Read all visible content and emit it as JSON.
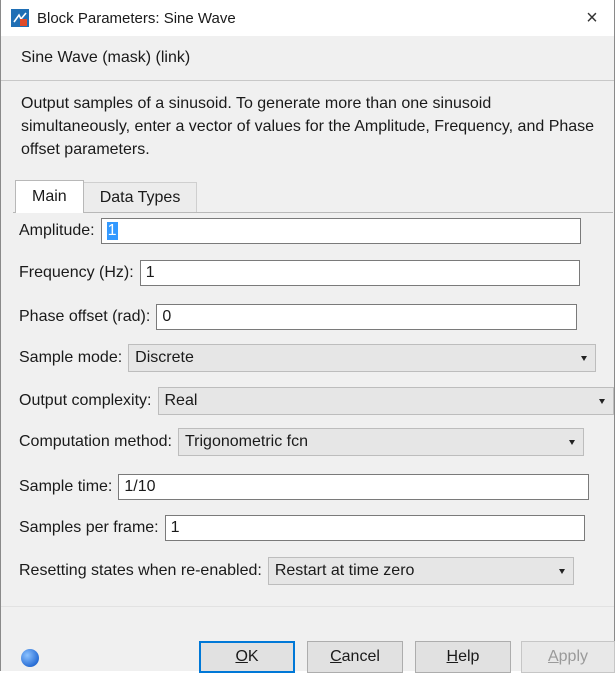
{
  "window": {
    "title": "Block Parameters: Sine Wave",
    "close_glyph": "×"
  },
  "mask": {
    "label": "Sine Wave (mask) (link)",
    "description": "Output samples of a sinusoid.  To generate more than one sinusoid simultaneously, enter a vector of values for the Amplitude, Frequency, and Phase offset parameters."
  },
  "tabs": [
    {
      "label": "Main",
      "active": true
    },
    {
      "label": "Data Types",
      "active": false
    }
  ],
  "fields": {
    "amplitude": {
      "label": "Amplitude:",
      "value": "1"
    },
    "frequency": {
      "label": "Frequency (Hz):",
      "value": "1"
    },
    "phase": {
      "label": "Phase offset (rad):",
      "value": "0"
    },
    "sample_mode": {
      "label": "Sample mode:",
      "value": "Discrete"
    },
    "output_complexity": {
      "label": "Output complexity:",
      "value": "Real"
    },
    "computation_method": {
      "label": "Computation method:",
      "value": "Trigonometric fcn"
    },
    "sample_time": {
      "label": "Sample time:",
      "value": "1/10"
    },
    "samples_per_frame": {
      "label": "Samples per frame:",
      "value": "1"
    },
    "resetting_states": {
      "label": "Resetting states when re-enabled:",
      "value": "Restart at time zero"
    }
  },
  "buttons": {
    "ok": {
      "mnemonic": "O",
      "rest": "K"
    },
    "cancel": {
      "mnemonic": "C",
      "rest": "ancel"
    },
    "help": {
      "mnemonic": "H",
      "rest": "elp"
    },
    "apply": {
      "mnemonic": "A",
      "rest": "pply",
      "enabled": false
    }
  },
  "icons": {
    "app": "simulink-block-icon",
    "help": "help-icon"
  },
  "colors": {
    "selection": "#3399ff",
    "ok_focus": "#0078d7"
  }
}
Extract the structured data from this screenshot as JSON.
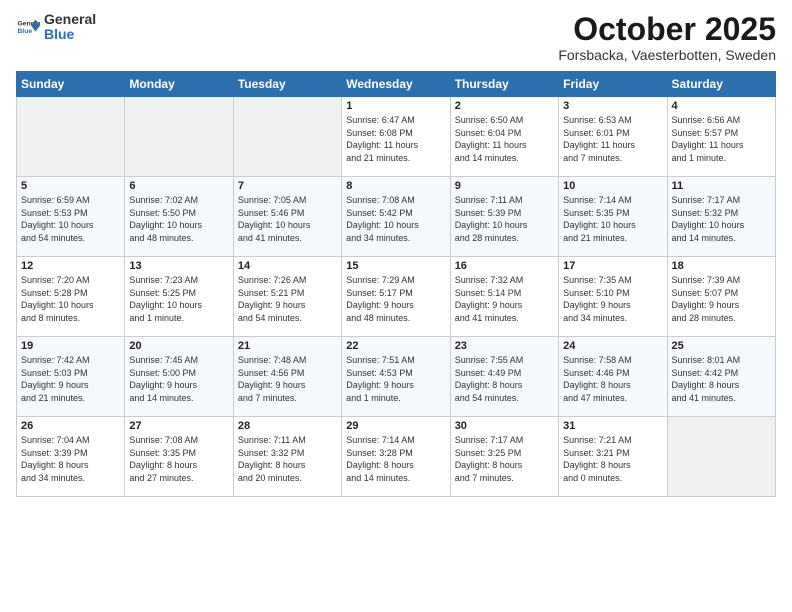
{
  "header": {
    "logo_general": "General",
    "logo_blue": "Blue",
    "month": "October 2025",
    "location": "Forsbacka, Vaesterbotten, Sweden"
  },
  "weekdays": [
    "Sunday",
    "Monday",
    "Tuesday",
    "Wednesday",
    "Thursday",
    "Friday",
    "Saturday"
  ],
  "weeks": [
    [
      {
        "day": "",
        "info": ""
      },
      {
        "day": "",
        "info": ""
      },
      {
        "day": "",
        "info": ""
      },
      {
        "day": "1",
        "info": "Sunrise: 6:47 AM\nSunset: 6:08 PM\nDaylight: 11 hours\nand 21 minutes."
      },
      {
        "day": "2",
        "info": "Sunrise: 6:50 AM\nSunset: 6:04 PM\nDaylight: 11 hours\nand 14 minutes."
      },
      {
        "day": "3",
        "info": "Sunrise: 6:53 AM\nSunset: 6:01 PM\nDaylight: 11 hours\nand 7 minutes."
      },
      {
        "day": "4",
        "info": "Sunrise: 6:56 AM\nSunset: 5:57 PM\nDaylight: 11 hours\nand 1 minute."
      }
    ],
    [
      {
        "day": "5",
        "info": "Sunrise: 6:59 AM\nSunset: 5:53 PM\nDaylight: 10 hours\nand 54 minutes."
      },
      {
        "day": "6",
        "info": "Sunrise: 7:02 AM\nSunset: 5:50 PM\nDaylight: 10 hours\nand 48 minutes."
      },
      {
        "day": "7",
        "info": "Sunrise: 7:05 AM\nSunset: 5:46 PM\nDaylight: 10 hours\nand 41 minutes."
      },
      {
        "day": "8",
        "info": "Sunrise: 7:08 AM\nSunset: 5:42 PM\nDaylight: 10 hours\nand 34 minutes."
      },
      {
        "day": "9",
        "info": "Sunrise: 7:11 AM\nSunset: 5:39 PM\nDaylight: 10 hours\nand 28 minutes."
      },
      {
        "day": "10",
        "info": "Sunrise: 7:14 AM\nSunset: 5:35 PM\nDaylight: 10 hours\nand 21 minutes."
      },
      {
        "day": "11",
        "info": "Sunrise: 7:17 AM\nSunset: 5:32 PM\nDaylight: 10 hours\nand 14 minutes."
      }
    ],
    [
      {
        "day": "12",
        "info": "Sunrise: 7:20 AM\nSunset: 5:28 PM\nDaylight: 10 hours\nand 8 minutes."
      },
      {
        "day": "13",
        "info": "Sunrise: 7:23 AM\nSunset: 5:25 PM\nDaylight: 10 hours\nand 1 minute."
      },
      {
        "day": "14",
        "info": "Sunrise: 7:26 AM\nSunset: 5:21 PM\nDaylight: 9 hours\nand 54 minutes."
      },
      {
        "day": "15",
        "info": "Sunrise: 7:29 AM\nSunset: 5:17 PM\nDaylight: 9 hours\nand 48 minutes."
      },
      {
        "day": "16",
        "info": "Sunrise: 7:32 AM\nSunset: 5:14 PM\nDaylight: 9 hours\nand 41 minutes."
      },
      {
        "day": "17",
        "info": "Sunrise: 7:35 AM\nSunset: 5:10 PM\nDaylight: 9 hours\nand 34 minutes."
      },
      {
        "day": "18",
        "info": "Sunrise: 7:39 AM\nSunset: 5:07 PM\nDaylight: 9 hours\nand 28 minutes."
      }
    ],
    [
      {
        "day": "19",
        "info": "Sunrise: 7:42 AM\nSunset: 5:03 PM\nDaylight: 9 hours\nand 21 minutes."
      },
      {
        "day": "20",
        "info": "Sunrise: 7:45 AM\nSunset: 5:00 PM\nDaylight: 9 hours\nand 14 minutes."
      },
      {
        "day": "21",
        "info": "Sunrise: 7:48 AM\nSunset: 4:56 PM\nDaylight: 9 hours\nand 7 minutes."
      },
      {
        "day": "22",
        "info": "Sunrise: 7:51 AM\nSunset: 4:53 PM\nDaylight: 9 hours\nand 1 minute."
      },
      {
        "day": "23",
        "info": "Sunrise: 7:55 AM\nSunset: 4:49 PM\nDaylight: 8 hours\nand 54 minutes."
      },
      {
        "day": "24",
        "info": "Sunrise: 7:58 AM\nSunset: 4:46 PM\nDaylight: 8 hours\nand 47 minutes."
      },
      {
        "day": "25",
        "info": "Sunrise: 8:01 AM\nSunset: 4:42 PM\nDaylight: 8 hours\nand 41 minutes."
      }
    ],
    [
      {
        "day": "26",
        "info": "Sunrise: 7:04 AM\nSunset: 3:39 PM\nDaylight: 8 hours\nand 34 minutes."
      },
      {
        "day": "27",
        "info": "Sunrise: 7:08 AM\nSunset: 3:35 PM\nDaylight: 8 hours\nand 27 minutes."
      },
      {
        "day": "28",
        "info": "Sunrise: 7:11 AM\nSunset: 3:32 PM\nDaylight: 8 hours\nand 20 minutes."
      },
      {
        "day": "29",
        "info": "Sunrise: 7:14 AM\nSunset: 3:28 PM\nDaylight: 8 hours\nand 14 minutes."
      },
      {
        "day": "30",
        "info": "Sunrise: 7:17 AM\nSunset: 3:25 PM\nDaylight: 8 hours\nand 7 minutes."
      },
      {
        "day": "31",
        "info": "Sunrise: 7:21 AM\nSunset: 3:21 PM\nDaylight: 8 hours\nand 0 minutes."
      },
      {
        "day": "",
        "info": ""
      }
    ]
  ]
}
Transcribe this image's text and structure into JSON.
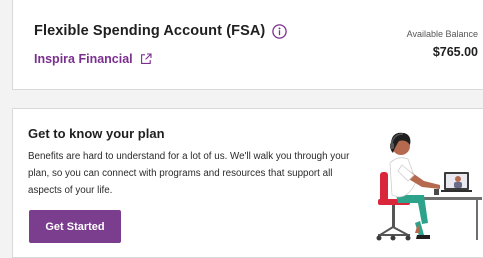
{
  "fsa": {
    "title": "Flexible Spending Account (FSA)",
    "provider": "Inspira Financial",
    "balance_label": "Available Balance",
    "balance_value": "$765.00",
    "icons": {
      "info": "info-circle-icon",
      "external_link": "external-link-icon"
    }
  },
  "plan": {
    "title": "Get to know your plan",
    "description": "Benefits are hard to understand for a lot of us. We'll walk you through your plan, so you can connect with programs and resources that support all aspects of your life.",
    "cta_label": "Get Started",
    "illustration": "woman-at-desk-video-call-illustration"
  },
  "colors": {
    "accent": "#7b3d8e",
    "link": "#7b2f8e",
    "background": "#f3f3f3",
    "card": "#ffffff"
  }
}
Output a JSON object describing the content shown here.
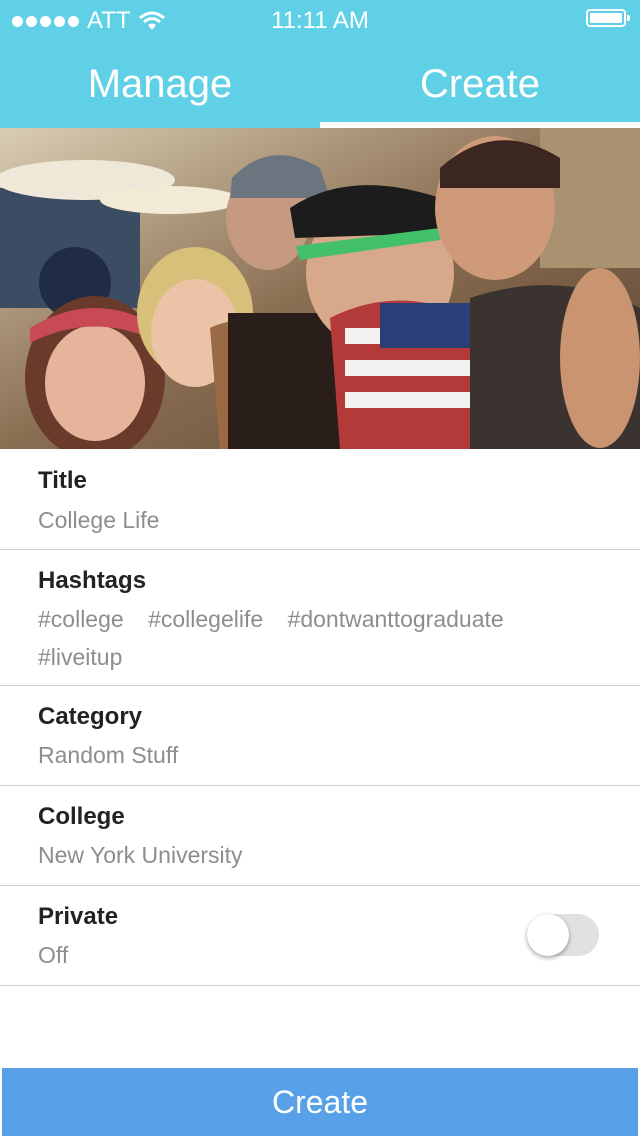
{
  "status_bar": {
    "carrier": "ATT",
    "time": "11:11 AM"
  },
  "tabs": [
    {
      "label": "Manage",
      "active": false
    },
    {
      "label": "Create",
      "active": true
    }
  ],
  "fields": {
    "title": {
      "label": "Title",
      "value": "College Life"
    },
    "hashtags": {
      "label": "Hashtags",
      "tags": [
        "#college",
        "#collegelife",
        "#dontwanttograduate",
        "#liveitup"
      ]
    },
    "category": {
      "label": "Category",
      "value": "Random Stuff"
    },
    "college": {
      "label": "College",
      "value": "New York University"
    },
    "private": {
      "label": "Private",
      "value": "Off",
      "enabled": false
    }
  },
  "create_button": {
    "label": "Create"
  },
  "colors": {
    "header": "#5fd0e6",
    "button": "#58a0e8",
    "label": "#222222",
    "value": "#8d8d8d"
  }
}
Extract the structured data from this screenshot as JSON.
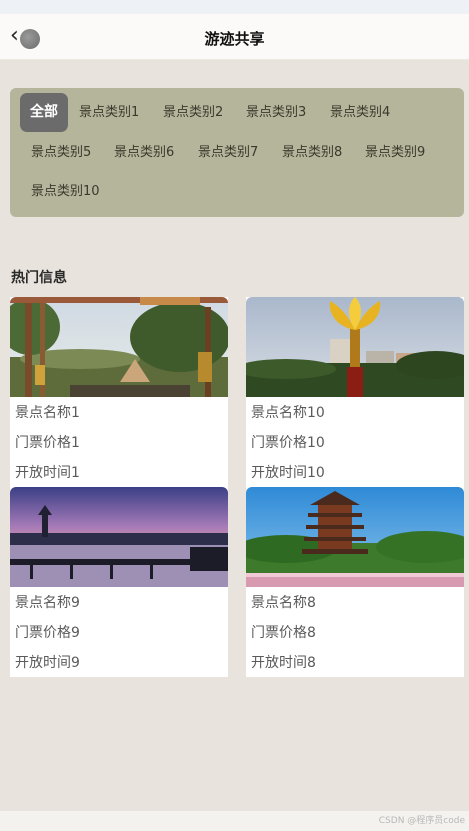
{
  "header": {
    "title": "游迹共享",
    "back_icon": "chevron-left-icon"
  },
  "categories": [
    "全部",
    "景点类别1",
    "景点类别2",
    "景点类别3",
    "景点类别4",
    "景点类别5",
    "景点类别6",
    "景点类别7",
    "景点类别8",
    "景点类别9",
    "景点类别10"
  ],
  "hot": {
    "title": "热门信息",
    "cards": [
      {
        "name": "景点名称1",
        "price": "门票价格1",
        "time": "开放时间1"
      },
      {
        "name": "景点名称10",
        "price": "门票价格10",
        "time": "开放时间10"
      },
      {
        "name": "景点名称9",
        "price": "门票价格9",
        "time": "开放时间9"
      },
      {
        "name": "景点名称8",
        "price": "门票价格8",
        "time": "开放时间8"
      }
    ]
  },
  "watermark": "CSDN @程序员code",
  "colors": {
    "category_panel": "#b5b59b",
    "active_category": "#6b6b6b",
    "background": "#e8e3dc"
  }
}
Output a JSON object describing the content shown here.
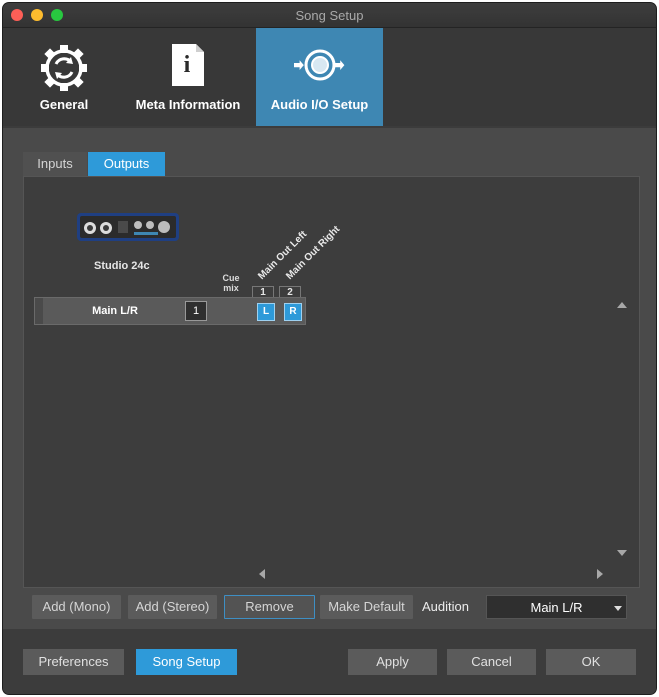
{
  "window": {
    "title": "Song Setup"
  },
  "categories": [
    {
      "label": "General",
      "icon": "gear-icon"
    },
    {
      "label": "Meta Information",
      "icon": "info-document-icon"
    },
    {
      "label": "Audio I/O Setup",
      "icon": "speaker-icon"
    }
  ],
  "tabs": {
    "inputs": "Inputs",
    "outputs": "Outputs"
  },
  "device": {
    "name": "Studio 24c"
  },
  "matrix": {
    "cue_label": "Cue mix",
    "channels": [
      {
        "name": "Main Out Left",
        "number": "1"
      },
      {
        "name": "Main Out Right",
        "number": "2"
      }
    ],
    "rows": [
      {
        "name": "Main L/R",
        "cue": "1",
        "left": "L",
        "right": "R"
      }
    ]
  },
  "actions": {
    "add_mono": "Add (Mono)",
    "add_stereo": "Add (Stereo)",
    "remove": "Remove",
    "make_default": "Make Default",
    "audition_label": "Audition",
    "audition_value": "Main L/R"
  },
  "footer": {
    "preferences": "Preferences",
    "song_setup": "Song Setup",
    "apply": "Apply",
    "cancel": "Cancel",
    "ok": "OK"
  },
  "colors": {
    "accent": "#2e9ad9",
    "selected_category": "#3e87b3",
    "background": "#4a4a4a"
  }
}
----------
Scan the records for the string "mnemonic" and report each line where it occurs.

Written solution
      "mnemonic": "O",
      "mnemonic": "C",
      "mnemonic": "H",
      "mnemonic": "A",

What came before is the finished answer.